Given that I’m currently looking for a job and trying to cut back on the finer things in life, Nobu is probably the last place I deserved to be. But a Saturday night treat was in store. After a brief cock-up with the taxi which meant I had to dash to the tube so that rather than pulling up smoothly outside of the front door, I arrived sweating and out-of-breath, I found myself strolling though the heavily manned grand white entrance, and stepping inside the world of Nobu.
I joined the rest of my crowd standing by the bar using the light from their phones to read the menu. We asked a passing waiter if there were any tables we could sit at, and even though there were about ten spare, he still took time to look us up and down before saying he’d see what he could do. Five minutes later he returned and gave us the best seat in the house. We had arrived early for a few cocktails and a chance to soak the place up, and the table we had was ideal for people watching. It’s hard not to be taken by the place, with the seductive lighting, the blasting funky house music and the crowd of wealthy and glamorous people. You could easily be in a Vegas nightclub, or on the set of Made In Chelsea. So we sat back and observed the catwalk to the toilet. A little note before coming is that you really do need to practise that strut.

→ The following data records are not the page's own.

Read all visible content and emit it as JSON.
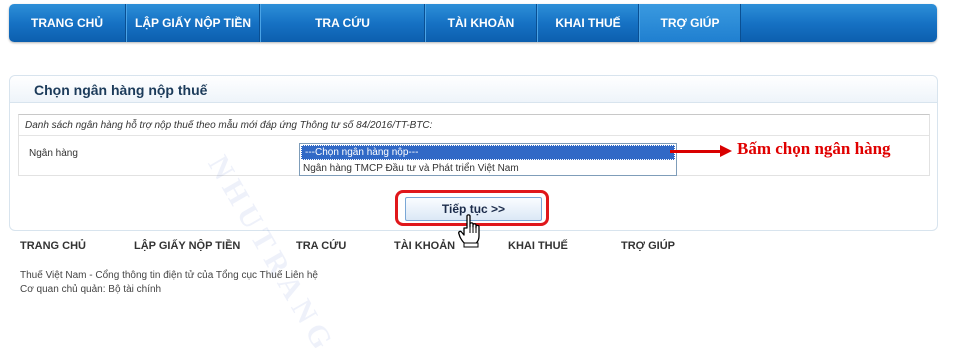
{
  "top_nav": {
    "tabs": [
      {
        "label": "TRANG CHỦ"
      },
      {
        "label": "LẬP GIẤY NỘP TIỀN"
      },
      {
        "label": "TRA CỨU"
      },
      {
        "label": "TÀI KHOẢN"
      },
      {
        "label": "KHAI THUẾ"
      },
      {
        "label": "TRỢ GIÚP",
        "active": true
      }
    ]
  },
  "panel": {
    "title": "Chọn ngân hàng nộp thuế",
    "notice": "Danh sách ngân hàng hỗ trợ nộp thuế theo mẫu mới đáp ứng Thông tư số 84/2016/TT-BTC:",
    "bank_label": "Ngân hàng",
    "bank_options": [
      {
        "label": "---Chọn ngân hàng nộp---",
        "selected": true
      },
      {
        "label": "Ngân hàng TMCP Đầu tư và Phát triển Việt Nam",
        "selected": false
      }
    ],
    "continue_label": "Tiếp tục >>"
  },
  "annotation": {
    "text": "Bấm chọn ngân hàng",
    "color": "#e00000"
  },
  "footer_nav": {
    "items": [
      {
        "label": "TRANG CHỦ"
      },
      {
        "label": "LẬP GIẤY NỘP TIỀN"
      },
      {
        "label": "TRA CỨU"
      },
      {
        "label": "TÀI KHOẢN"
      },
      {
        "label": "KHAI THUẾ"
      },
      {
        "label": "TRỢ GIÚP"
      }
    ]
  },
  "footer": {
    "line1": "Thuế Việt Nam - Cổng thông tin điện tử của Tổng cục Thuế Liên hệ",
    "line2": "Cơ quan chủ quản: Bộ tài chính"
  },
  "watermark": "NHUTRANG",
  "colors": {
    "nav_blue": "#1672c4",
    "selection_blue": "#3169c6",
    "highlight_red": "#e0171b"
  },
  "icons": {
    "cursor": "hand-pointer-icon",
    "arrow": "arrow-right-icon"
  }
}
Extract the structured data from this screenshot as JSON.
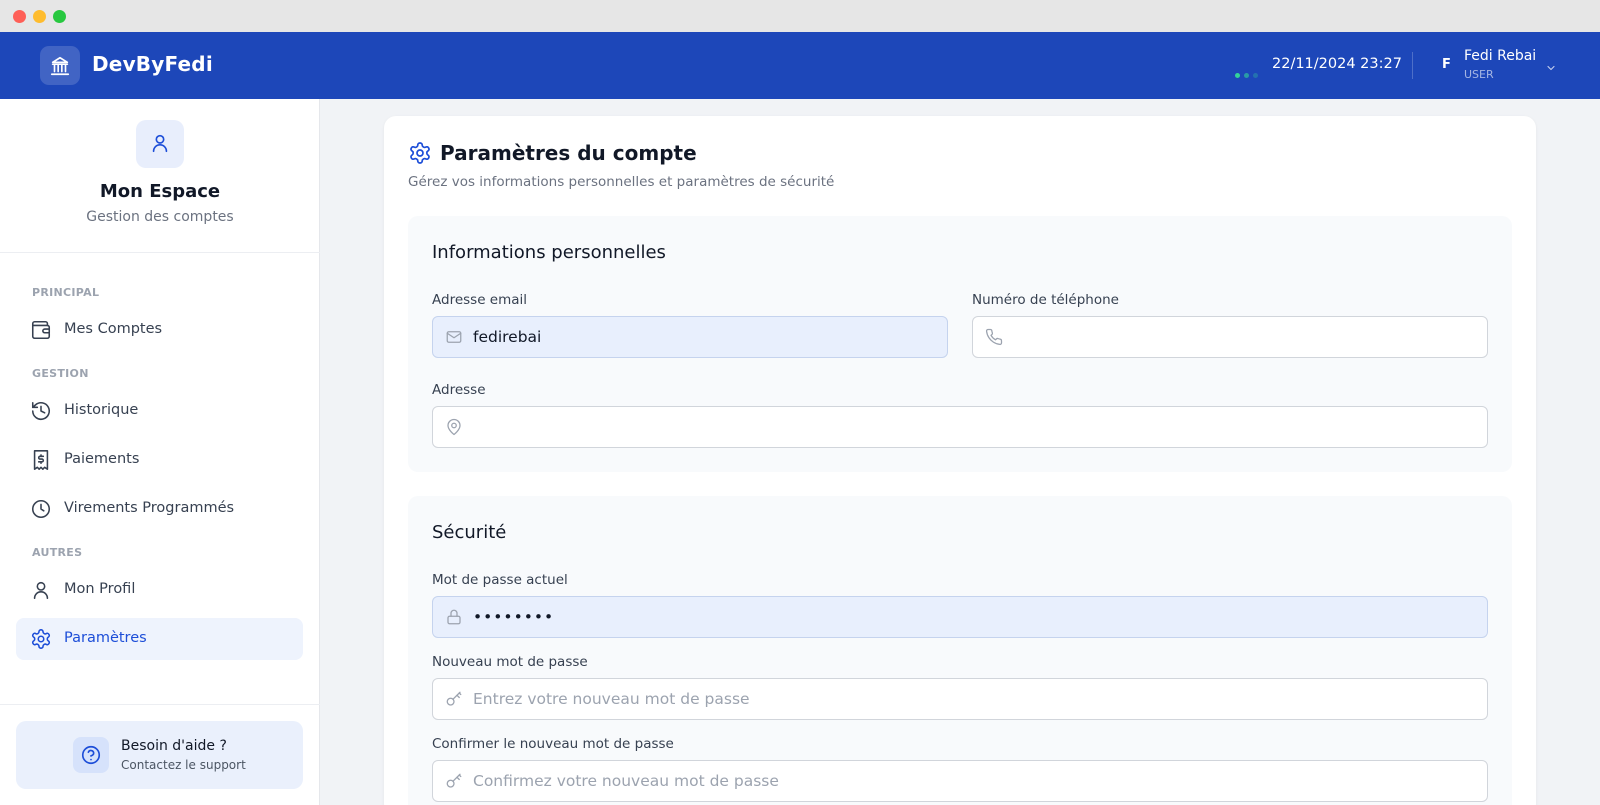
{
  "header": {
    "brand": "DevByFedi",
    "datetime": "22/11/2024 23:27",
    "user_initial": "F",
    "user_name": "Fedi Rebai",
    "user_role": "USER"
  },
  "sidebar": {
    "title": "Mon Espace",
    "subtitle": "Gestion des comptes",
    "sections": {
      "principal": "PRINCIPAL",
      "gestion": "GESTION",
      "autres": "AUTRES"
    },
    "items": [
      {
        "label": "Mes Comptes",
        "icon": "wallet-icon"
      },
      {
        "label": "Historique",
        "icon": "history-icon"
      },
      {
        "label": "Paiements",
        "icon": "receipt-icon"
      },
      {
        "label": "Virements Programmés",
        "icon": "clock-icon"
      },
      {
        "label": "Mon Profil",
        "icon": "user-icon"
      },
      {
        "label": "Paramètres",
        "icon": "gear-icon",
        "active": true
      }
    ],
    "help": {
      "title": "Besoin d'aide ?",
      "subtitle": "Contactez le support"
    }
  },
  "main": {
    "title": "Paramètres du compte",
    "subtitle": "Gérez vos informations personnelles et paramètres de sécurité",
    "personal": {
      "title": "Informations personnelles",
      "email_label": "Adresse email",
      "email_value": "fedirebai",
      "phone_label": "Numéro de téléphone",
      "phone_value": "",
      "address_label": "Adresse",
      "address_value": ""
    },
    "security": {
      "title": "Sécurité",
      "current_label": "Mot de passe actuel",
      "current_value": "••••••••",
      "new_label": "Nouveau mot de passe",
      "new_placeholder": "Entrez votre nouveau mot de passe",
      "confirm_label": "Confirmer le nouveau mot de passe",
      "confirm_placeholder": "Confirmez votre nouveau mot de passe"
    }
  },
  "colors": {
    "header_bg": "#1d47b9",
    "accent": "#1d4ed8",
    "active_bg": "#eef3fd",
    "status_dot": "#34d399"
  }
}
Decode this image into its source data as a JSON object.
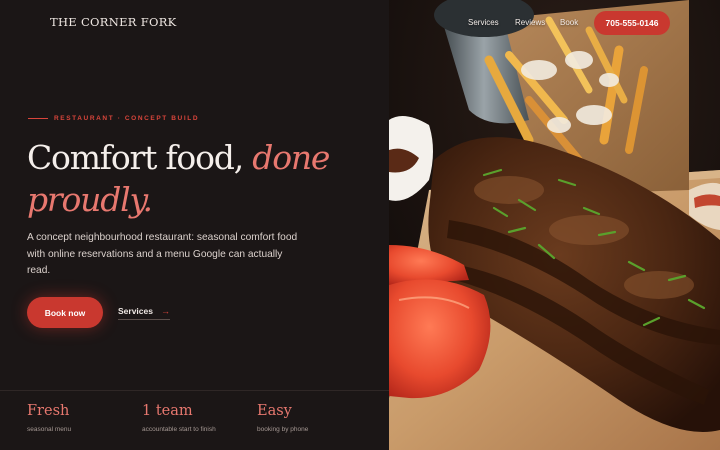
{
  "brand": {
    "name": "THE CORNER FORK"
  },
  "nav": {
    "items": [
      {
        "label": "Services"
      },
      {
        "label": "Reviews"
      },
      {
        "label": "Book"
      }
    ],
    "phone": "705-555-0146"
  },
  "hero": {
    "eyebrow": "RESTAURANT · CONCEPT BUILD",
    "headline_plain": "Comfort food,",
    "headline_accent_1": "done",
    "headline_accent_2": "proudly.",
    "lede": "A concept neighbourhood restaurant: seasonal comfort food with online reservations and a menu Google can actually read.",
    "cta_primary": "Book now",
    "cta_secondary": "Services",
    "cta_secondary_icon": "arrow-right-icon"
  },
  "stats": [
    {
      "value": "Fresh",
      "label": "seasonal menu"
    },
    {
      "value": "1 team",
      "label": "accountable start to finish"
    },
    {
      "value": "Easy",
      "label": "booking by phone"
    }
  ],
  "colors": {
    "accent": "#c9382f",
    "accent_text": "#e8786f",
    "background": "#1b1616"
  },
  "image": {
    "subject": "ribs-fries-photo"
  }
}
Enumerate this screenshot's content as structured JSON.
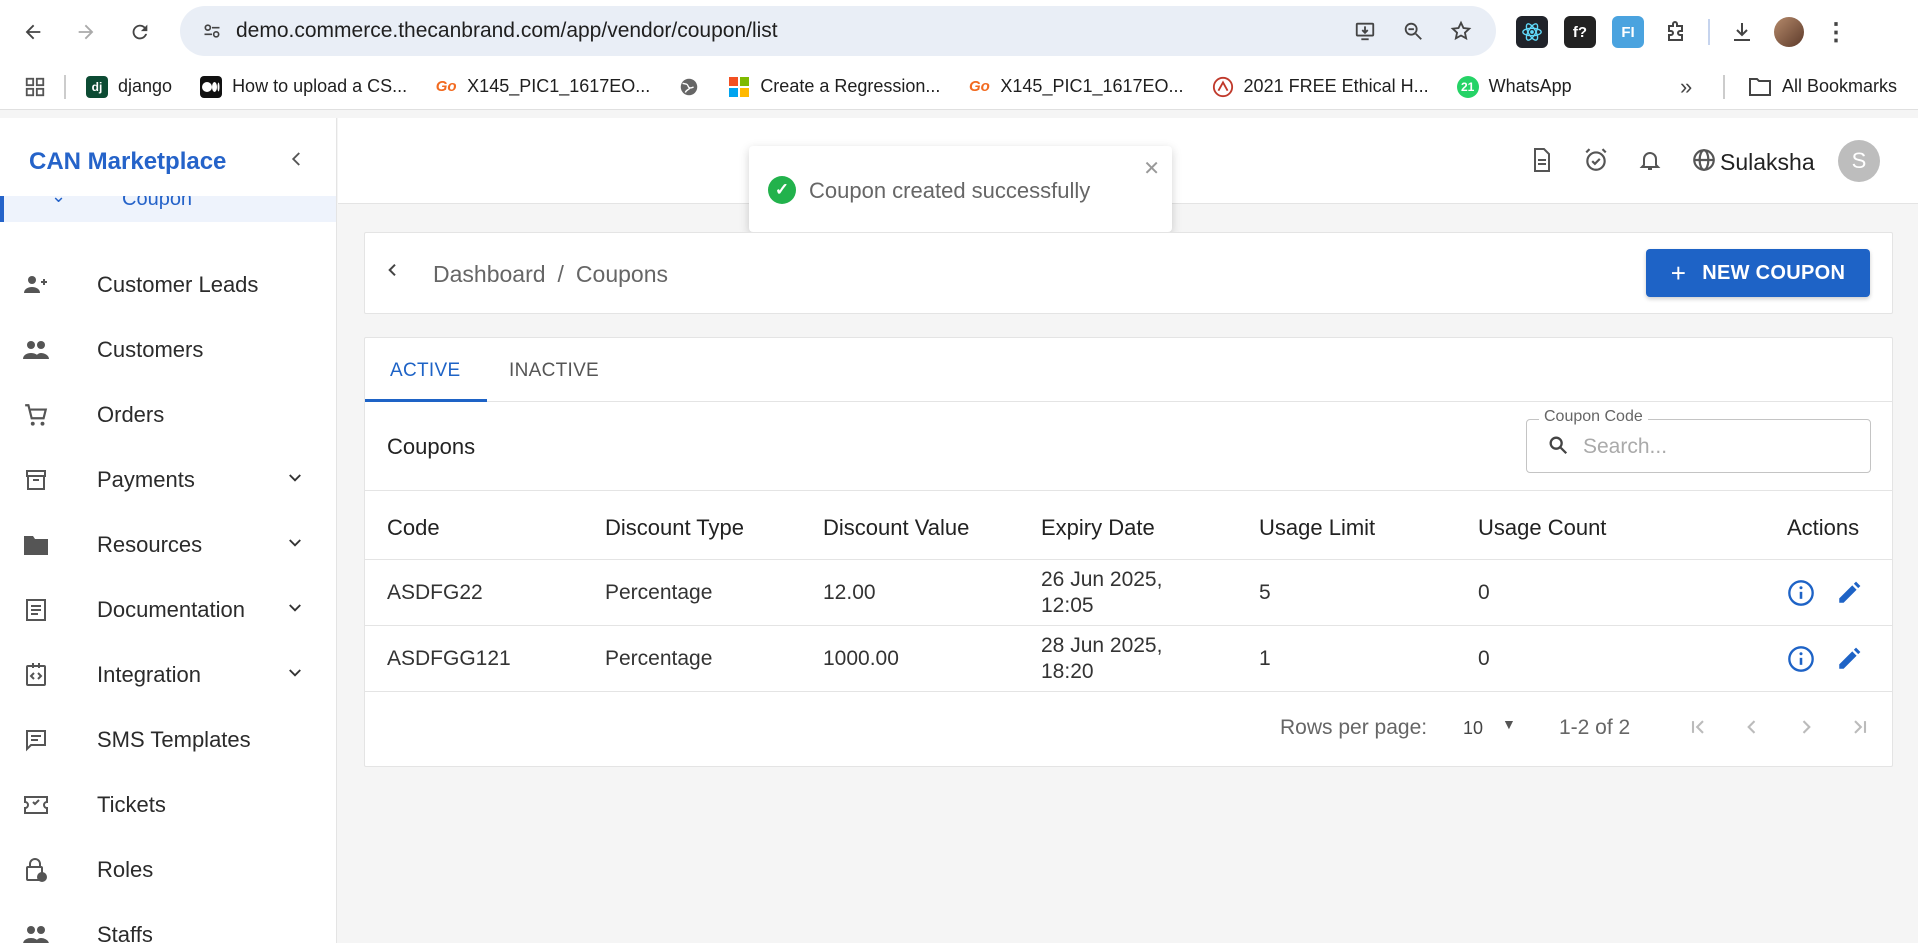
{
  "browser": {
    "url": "demo.commerce.thecanbrand.com/app/vendor/coupon/list",
    "bookmarks": [
      {
        "label": "django",
        "icon": "dj",
        "color": "#0c4b33"
      },
      {
        "label": "How to upload a CS...",
        "icon": "M",
        "color": "#111111"
      },
      {
        "label": "X145_PIC1_1617EO...",
        "icon": "Go",
        "color": "#f26b21"
      },
      {
        "label": "",
        "icon": "globe",
        "color": "#666666"
      },
      {
        "label": "Create a Regression...",
        "icon": "ms",
        "color": "#f25022"
      },
      {
        "label": "X145_PIC1_1617EO...",
        "icon": "Go",
        "color": "#f26b21"
      },
      {
        "label": "2021 FREE Ethical H...",
        "icon": "eh",
        "color": "#c0392b"
      },
      {
        "label": "WhatsApp",
        "icon": "21",
        "color": "#25d366"
      }
    ],
    "all_bookmarks": "All Bookmarks"
  },
  "app": {
    "brand": "CAN Marketplace",
    "selected_nav": "Coupon",
    "nav": [
      {
        "label": "Customer Leads",
        "icon": "person-add-icon",
        "chevron": false
      },
      {
        "label": "Customers",
        "icon": "people-icon",
        "chevron": false
      },
      {
        "label": "Orders",
        "icon": "cart-icon",
        "chevron": false
      },
      {
        "label": "Payments",
        "icon": "archive-icon",
        "chevron": true
      },
      {
        "label": "Resources",
        "icon": "folder-icon",
        "chevron": true
      },
      {
        "label": "Documentation",
        "icon": "document-icon",
        "chevron": true
      },
      {
        "label": "Integration",
        "icon": "integration-icon",
        "chevron": true
      },
      {
        "label": "SMS Templates",
        "icon": "message-icon",
        "chevron": false
      },
      {
        "label": "Tickets",
        "icon": "ticket-icon",
        "chevron": false
      },
      {
        "label": "Roles",
        "icon": "lock-icon",
        "chevron": false
      },
      {
        "label": "Staffs",
        "icon": "people-icon",
        "chevron": false
      }
    ],
    "user": {
      "name": "Sulaksha",
      "initial": "S"
    }
  },
  "toast": {
    "message": "Coupon created successfully"
  },
  "breadcrumb": {
    "root": "Dashboard",
    "sep": "/",
    "current": "Coupons"
  },
  "new_button": "NEW COUPON",
  "tabs": {
    "active": "ACTIVE",
    "inactive": "INACTIVE"
  },
  "section_title": "Coupons",
  "search": {
    "label": "Coupon Code",
    "placeholder": "Search..."
  },
  "table": {
    "headers": [
      "Code",
      "Discount Type",
      "Discount Value",
      "Expiry Date",
      "Usage Limit",
      "Usage Count",
      "Actions"
    ],
    "rows": [
      {
        "code": "ASDFG22",
        "type": "Percentage",
        "value": "12.00",
        "expiry_date": "26 Jun 2025,",
        "expiry_time": "12:05",
        "limit": "5",
        "count": "0"
      },
      {
        "code": "ASDFGG121",
        "type": "Percentage",
        "value": "1000.00",
        "expiry_date": "28 Jun 2025,",
        "expiry_time": "18:20",
        "limit": "1",
        "count": "0"
      }
    ]
  },
  "pagination": {
    "rows_label": "Rows per page:",
    "rows_value": "10",
    "range": "1-2 of 2"
  },
  "colors": {
    "primary": "#1e63c6",
    "success": "#22b24c"
  }
}
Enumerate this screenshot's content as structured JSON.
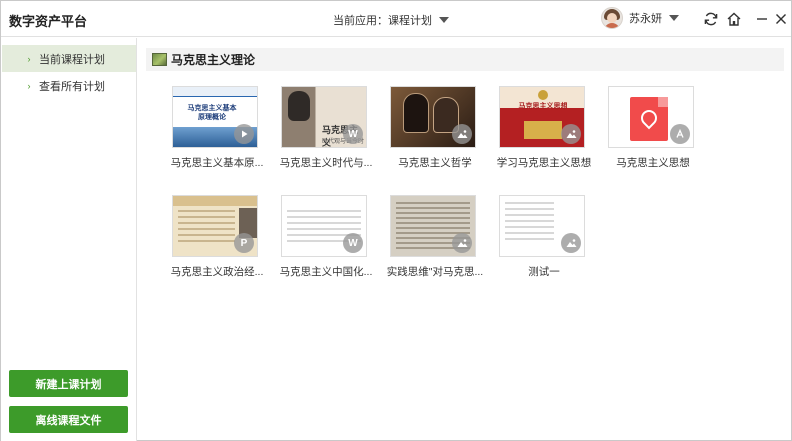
{
  "app": {
    "title": "数字资产平台",
    "current_app_label": "当前应用：课程计划",
    "user_name": "苏永妍"
  },
  "sidebar": {
    "items": [
      {
        "label": "当前课程计划",
        "active": true
      },
      {
        "label": "查看所有计划",
        "active": false
      }
    ],
    "buttons": {
      "new_plan": "新建上课计划",
      "offline_files": "离线课程文件"
    }
  },
  "main": {
    "section_title": "马克思主义理论",
    "files": [
      {
        "label": "马克思主义基本原...",
        "type": "video",
        "thumb_text": [
          "马克思主义基本",
          "原理概论"
        ]
      },
      {
        "label": "马克思主义时代与...",
        "type": "word",
        "thumb_text": [
          "马克思主义",
          "时代观与当今时代"
        ]
      },
      {
        "label": "马克思主义哲学",
        "type": "image"
      },
      {
        "label": "学习马克思主义思想",
        "type": "image",
        "thumb_text": [
          "马克思主义思想"
        ]
      },
      {
        "label": "马克思主义思想",
        "type": "pdf"
      },
      {
        "label": "马克思主义政治经...",
        "type": "ppt"
      },
      {
        "label": "马克思主义中国化...",
        "type": "word"
      },
      {
        "label": "实践思维\"对马克思...",
        "type": "image"
      },
      {
        "label": "测试一",
        "type": "image"
      }
    ]
  },
  "colors": {
    "accent_green": "#3d9b2a",
    "active_bg": "#e4ecdc",
    "pdf_red": "#f14b4b"
  },
  "icons": {
    "refresh": "refresh-icon",
    "home": "home-icon",
    "minimize": "minimize-icon",
    "close": "close-icon"
  }
}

We ordered four desserts- a banana split that supposedly had a saffron crumble, the Nobu Chocolate Tart that comes with all of the show of pouring hot chocolate sauce onto a chocolate sphere, melting it to reveal the tart beneath, Mochi (Japense rice cake) filled with coconut ice cream that were by far the best, and the last was some sort of trifle with a green tea sponge. The desserts were tasty and quickly demolished, as anything drowned in rich chocolate sauce would be.
Overall the food was great, without anything really standing out. It was how good Japanese should be- fresh, clean cut and simply presented. But you can probably count the price of each bite at Nobu, which works out at about £5. The portions here are designed for the tight waisted glamorous women who eat here, and you’ll need to order at least 3-4 dishes per person to get your fill.
What really lets Nobu down is the service. Three times the waiter whisked away food before we had finished. And not once was there any real attempt to make us feel welcome. At 15% service charge, the highest I’ve seen in London, it should be a lot better. All I can think is that service is their way of making you pay for the privilege of being there, of being allowed through those front doors into this glamorous world.
I’d recommend Nobu to everybody, not for the food, but just to see it and so that you can say you’ve been. I have complained about the prices, but I will inevitably go back. You can’t not enjoy yourself. The atmosphere is infectious. That’s what Nobu is. You’re paying for an experience. You give them a hundred pound a head, and for two hours you feel like part of the in-crowd, and I guess for a lot of people that is enough to keep them going back. There are far better Japanese restaurants in London, and even if you want to pay top prices, you’re much better off doing so at Zuma, Hakkasan or Roka, but Nobu still has a glamorous appeal to it, and you leave feeling more than satisfied (although admittedly still slightly hungry).